My last memory I want to share is from the time Kent spent as a missionary in the disabled community in Minneapolis, with Special Force Family Ministry. I believe this time was pivotal for Kent as he came into a loving relationship with Jesus there, and that was a spring board to his time in Alaska. remember going up to visit and Kent was taking care of Al. Al was a wonderful man in his 70's who had CP and used a wheelchair. Al could do nothing physically for him self. He lived in homes his whole life as he needed full care. Al was brilliantly smart and a preacher at heart but was very hard to understand. Al loved God with all he had and was not shy to tell others, Al's main message in life was to have Joy no matter the circumstance, even in the hardest darkest and most painful times that life could bring. In fact the last conversation I had with kent on the phone we talked about Al. Kent expressed to me that Al had allots to do with Kent's acceptance of Jesus into his life. That day, Kent's care for Al was lacking in my mind, Al looked disheveled and messy, a little like Kent himself. I got mad and went in Al's room to tell him not to put up with it. Al got quiet and tearful, and I knew I was in for a scolding. He began to tell me not to be so judgmental, while Kent's care for him was not up to my standard; it was actually above Kent's standard. Al said that Kent took care of him even better than he took care of himself, and that Kent was the most loving a caregiver he ever had.

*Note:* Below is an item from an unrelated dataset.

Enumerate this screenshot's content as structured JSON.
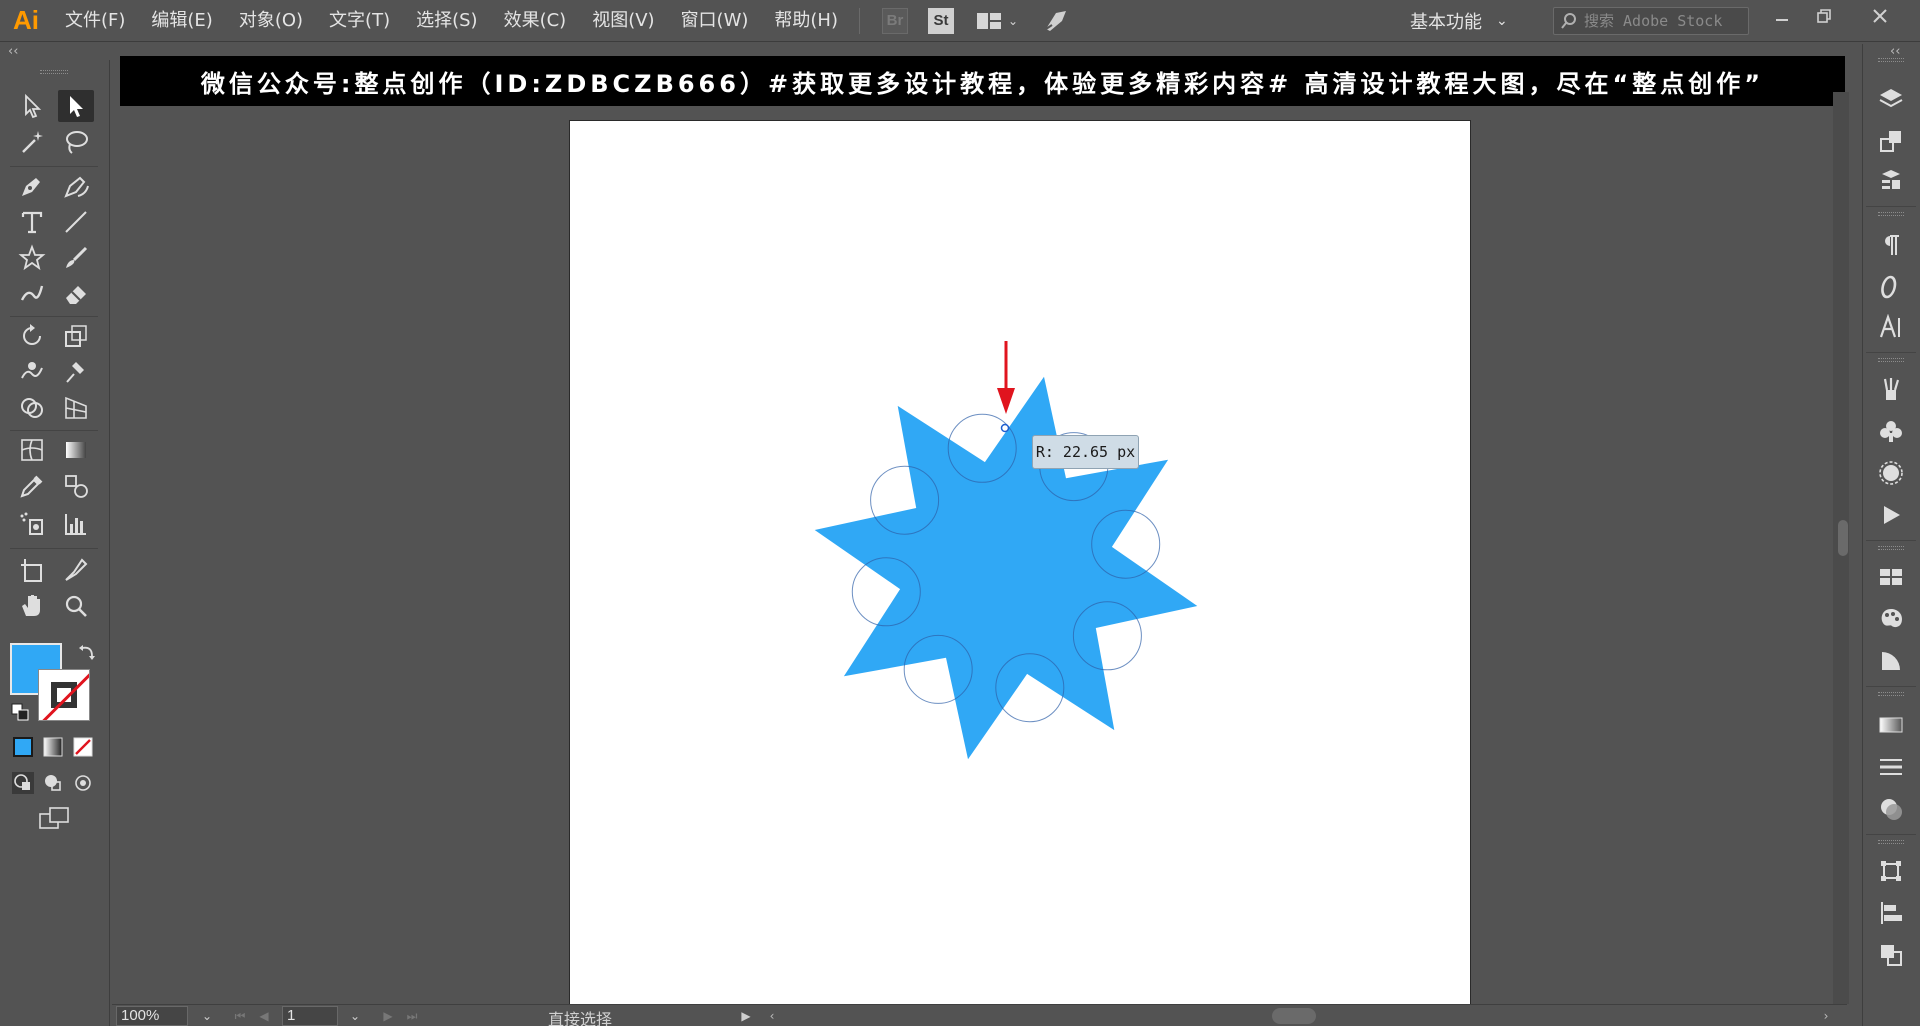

That was Kent to me, loving, caring, willing to be down in a hole, washing the feet of an old man in a wheelchair. Kent was a man who's standards for love and kindness where more in line with heavens than mine will ever be. Kent, we will miss you. The world is a little less loving with out you here.


1 comment:

  1. Brother, sorry to hear about your cousin. Tough, ain't it. Sobering, ain't it. I love you, man. Holler at me... I'm here. -Aubrey